Some practitioners believe that application of a vibrating tuning fork over the affected bone can provoke the athlete's pain, but Brukner et al dispute the validity of this test. [16]

As part of a thorough physical examination, the practitioner should assess the athlete's flexibility, lower limb alignment (including leg lengths), foot structure (eg, pes cavus vs pes planus), and motor function (eg, evaluating for strength imbalances).



Disrupted bone homoeostasis and inadequate repair in the face of repetitive overload cause stress fractures. A variety of risk factors are thought to predispose individuals to the development of stress fractures.

Intrinsic risk factors are as follows:

  • Low BMD (potentially modifiable)

  • Lower limb malalignment (potentially modifiable)

  • Foot structure (unmodifiable)

  • Height - Tall stature (unmodifiable)

  • Muscle fatigue/poor overall conditioning (modifiable)

  • Weakness/strength imbalance (modifiable)

  • Pathologic bone states (potentially unmodifiable)

  • Menstrual/hormonal irregularities (potentially modifiable)

  • Genetic predisposition (unmodifiable)

Extrinsic risk factors are as follows:

  • Excessive volume or intensity of training (modifiable)

  • Sporting discipline (modifiable) - For example, runners are prone to tibial shaft stress fractures, whereas tennis players appear to be most vulnerable to navicular injuries, and volleyball players may be at a relatively increased risk of pars interarticularis injuries.

  • Change in training regimen - "New coach" phenomenon (potentially modifiable)

  • Change in training surface - Density or topography (modifiable)

  • Worn-out training shoes (modifiable)

  • Cigarette smoking (modifiable)

  • Inadequate nutrition - Energy (calories), calcium, vitamin D [17, 18] (modifiable)

  • Medication usage - For example, long-term steroid use (potentially modifiable)

A literature review by Yoder et al indicated that high-prevalence risk factors for fatigue-related sacral stress fractures include dietary deficiency and a recent increase in training intensity, while high-prevalence risk factors for sacral insufficiency fractures include osteoporosis, rheumatoid arthritis, long-term corticosteroid treatment, pelvic radiation therapy, and a postmenopausal state. [19]
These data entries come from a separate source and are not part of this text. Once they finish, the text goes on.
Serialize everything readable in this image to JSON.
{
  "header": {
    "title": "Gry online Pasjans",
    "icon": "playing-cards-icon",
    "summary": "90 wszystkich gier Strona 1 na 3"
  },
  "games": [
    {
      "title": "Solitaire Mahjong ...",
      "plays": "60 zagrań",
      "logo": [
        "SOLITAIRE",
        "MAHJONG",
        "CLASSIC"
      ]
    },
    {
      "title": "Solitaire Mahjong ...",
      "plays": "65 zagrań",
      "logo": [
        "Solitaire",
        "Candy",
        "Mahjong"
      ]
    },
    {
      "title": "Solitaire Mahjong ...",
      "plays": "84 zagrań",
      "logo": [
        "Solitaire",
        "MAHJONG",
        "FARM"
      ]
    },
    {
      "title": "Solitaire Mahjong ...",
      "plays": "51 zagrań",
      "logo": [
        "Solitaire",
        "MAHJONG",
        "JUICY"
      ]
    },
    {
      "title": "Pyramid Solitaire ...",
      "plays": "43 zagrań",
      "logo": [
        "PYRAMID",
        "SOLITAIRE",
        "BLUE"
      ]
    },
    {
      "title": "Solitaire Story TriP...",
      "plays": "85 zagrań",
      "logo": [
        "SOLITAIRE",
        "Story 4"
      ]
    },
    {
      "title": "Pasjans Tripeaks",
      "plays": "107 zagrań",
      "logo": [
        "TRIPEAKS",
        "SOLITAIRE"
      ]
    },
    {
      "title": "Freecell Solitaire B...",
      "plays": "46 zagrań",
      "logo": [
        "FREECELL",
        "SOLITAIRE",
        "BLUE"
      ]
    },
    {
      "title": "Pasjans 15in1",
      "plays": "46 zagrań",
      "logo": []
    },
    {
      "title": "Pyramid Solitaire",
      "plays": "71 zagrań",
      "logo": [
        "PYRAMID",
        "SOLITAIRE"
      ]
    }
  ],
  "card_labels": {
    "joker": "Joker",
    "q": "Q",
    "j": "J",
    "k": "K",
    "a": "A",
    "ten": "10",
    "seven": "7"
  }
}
A study by Hughes et al, using the Total Army Injury and Health Outcomes Database, indicated that the prescription of acetaminophen and nonsteroidal anti-inflammatory drugs (NSAIDs) can be linked to an increased risk of stress fracture, especially at times of increased physical activity. Soldiers who were prescribed acetaminophen or NSAIDs had a 2.1- or 2.9-fold greater risk of stress fracture, respectively, than did the overall Army population. In soldiers undergoing basic combat training, a period of particularly intense physical activity, these figures were more than four and five fold, respectively. [20]